# [Your objective]
All of the data, word for word and free of pictures, is the expected result.
(Material for this task begins)
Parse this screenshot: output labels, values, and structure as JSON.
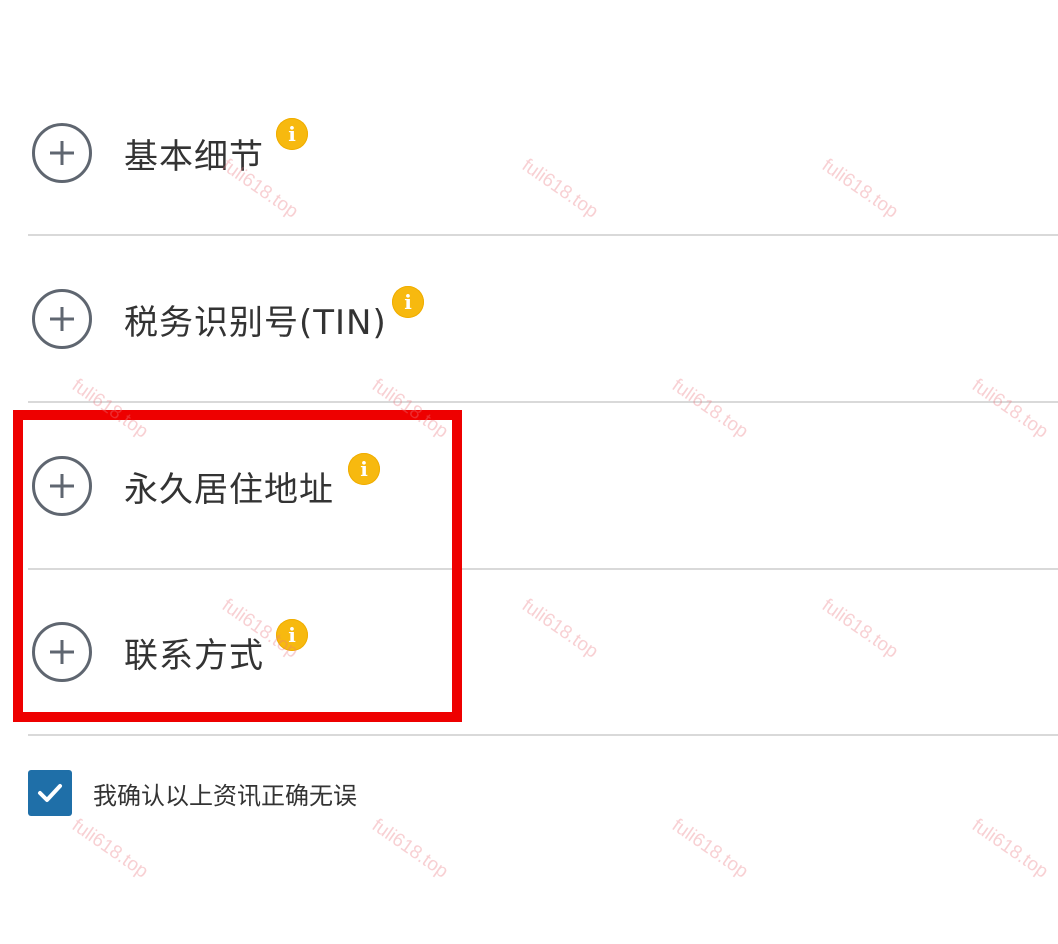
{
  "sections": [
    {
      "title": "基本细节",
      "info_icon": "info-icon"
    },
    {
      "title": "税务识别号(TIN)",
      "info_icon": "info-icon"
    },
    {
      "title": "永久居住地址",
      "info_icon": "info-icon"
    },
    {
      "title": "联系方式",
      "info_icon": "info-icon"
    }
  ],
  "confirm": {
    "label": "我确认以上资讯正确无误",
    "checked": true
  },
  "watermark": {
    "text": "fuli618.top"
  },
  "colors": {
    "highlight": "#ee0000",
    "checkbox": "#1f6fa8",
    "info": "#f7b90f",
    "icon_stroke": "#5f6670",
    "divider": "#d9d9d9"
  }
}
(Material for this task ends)
# [Result for this task]
Parse this screenshot: output labels, values, and structure as JSON.
{
  "sections": [
    {
      "title": "基本细节",
      "info_icon": "info-icon"
    },
    {
      "title": "税务识别号(TIN)",
      "info_icon": "info-icon"
    },
    {
      "title": "永久居住地址",
      "info_icon": "info-icon"
    },
    {
      "title": "联系方式",
      "info_icon": "info-icon"
    }
  ],
  "confirm": {
    "label": "我确认以上资讯正确无误",
    "checked": true
  },
  "watermark": {
    "text": "fuli618.top"
  },
  "colors": {
    "highlight": "#ee0000",
    "checkbox": "#1f6fa8",
    "info": "#f7b90f",
    "icon_stroke": "#5f6670",
    "divider": "#d9d9d9"
  }
}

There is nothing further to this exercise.